Stendhal (stăNdälˈ) [key], pseud. of Marie Henri Beyle märē äNrēˈ bĕl, 1783–1842, French writer, recognized as one of the great French novelists.
He grew up in Grenoble hating his father and the Jesuit, Royalist atmosphere in his home, and he went to Paris at his earliest opportunity. There influential relatives obtained a place for him at the ministry of war. In 1800 he became a dragoon in Napoleon's army, and the invasion of Italy took him to Milan. By 1802 he was back in Paris, where he pursued the amorous adventures that continued to interest him all his life. He read widely and kept notes and journals, which have been published. He again served with Napoleon's army in the disastrous Russian campaign (1812). After Napoleon's fall in 1814, Stendhal went to Milan, remaining there until 1820. There he began his literary career.
In Vie de Haydn, de Mozart, et de Métastase (1814) and in Rome, Naples, et Florence en 1817 (1817), he borrowed facts freely from other writers, but the point of view and wit were his own. His books were better known in England than in France, and from c.1817 he wrote for British journals. In this period, when he was suffering from his most genuine and most unhappy love affair, he wrote De l'amour (1822), a psychological analysis of love that predates Freud. Stendhal's first novel, Armance (1827), was scorned by the critics.

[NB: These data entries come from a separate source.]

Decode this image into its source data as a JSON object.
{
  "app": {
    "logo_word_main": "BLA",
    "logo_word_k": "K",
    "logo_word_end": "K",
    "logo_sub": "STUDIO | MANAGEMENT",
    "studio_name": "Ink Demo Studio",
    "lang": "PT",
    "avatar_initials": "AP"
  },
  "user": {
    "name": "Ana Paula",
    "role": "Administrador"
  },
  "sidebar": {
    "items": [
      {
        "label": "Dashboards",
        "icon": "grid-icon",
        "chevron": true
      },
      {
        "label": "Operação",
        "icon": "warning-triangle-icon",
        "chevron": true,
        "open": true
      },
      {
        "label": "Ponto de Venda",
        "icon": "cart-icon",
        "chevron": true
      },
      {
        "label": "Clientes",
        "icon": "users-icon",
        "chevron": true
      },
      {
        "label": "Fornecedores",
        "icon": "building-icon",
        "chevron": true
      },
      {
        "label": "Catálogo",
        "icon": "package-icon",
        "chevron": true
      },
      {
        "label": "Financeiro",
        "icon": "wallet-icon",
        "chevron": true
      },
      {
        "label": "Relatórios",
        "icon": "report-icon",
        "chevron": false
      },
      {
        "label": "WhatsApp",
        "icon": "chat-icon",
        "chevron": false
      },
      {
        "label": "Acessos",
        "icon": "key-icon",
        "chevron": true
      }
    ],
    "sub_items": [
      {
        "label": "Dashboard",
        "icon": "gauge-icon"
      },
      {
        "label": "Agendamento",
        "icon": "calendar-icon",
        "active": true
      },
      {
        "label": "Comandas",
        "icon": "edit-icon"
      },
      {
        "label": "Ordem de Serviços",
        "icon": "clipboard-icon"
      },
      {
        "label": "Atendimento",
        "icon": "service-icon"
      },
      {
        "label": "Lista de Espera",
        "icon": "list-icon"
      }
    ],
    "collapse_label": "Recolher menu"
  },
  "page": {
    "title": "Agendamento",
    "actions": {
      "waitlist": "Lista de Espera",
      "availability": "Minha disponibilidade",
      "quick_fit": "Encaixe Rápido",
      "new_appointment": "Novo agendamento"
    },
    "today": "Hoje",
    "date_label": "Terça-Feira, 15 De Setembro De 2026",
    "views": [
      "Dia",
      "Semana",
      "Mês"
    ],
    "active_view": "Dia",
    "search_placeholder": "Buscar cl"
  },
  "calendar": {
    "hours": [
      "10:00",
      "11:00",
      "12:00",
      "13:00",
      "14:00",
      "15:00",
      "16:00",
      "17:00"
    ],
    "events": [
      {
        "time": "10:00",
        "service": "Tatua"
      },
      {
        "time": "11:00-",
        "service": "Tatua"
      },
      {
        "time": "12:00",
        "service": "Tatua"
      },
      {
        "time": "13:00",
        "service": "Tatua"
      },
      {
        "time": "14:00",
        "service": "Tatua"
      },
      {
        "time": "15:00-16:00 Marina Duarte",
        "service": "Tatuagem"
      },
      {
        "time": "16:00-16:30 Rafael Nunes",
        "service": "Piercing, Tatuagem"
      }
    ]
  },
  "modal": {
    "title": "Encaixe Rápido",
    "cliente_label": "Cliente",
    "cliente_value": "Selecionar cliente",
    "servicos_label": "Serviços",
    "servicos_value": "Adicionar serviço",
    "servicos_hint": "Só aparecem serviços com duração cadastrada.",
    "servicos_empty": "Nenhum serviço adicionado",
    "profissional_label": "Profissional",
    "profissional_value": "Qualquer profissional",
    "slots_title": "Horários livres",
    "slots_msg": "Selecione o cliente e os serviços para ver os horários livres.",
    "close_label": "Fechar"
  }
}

In 1831 the first of his two great novels, Le Rouge et le Noir (tr. The Red and the Black ), was published. The Red in the title symbolizes the army and liberalism, and the Black the reactionary clergy. It is, baldly, the story of a sensitive but calculating youth, Julien Sorel, who pursues his ambitions by seduction and is eventually guillotined for shooting his mistress. Its sympathetic and acute character analysis and its picture of the period make it one of the world's great novels.
After the accession (1830) of Louis Philippe, Stendhal was appointed consul at Trieste, but because Metternich objected to his books and liberal ideas, he was shifted to Civitavecchia in 1831. He wrote constantly there, although he did not publish; among the works of that period are Souvenirs d'égotisme and La Vie d'Henri Brulard, both autobiographical, and Lucien Leuwen, a novel.
During a three-year leave of absence (1836–39), which he spent in Paris or in traveling about France, he wrote what many consider his greatest novel, La Chartreuse de Parme (1839, tr. The Charterhouse of Parma ). Its plot is from the Renaissance, but it is set in Italy of the 1830s. Its hero, Fabrizio del Dongo, like Julien Sorel, possesses a special egoism (termed Beylism by Stendhal) that derives its great energy from passion, has its own moral code, and consists of unswerving pursuit of happiness in the form of love or power. Stendhal returned to Paris a few months before he died. Nearly 50 years after his death, his unprinted works were discovered and published.
See translations of his autobiographical works, The Life of Henri Brulard (1939), Memoirs of Egotism (1949), and The Private Diaries of Stendhal (1954); biography by J. Keates (1997).
The Columbia Electronic Encyclopedia, 6th ed. Copyright © 2012, Columbia University Press. All rights reserved.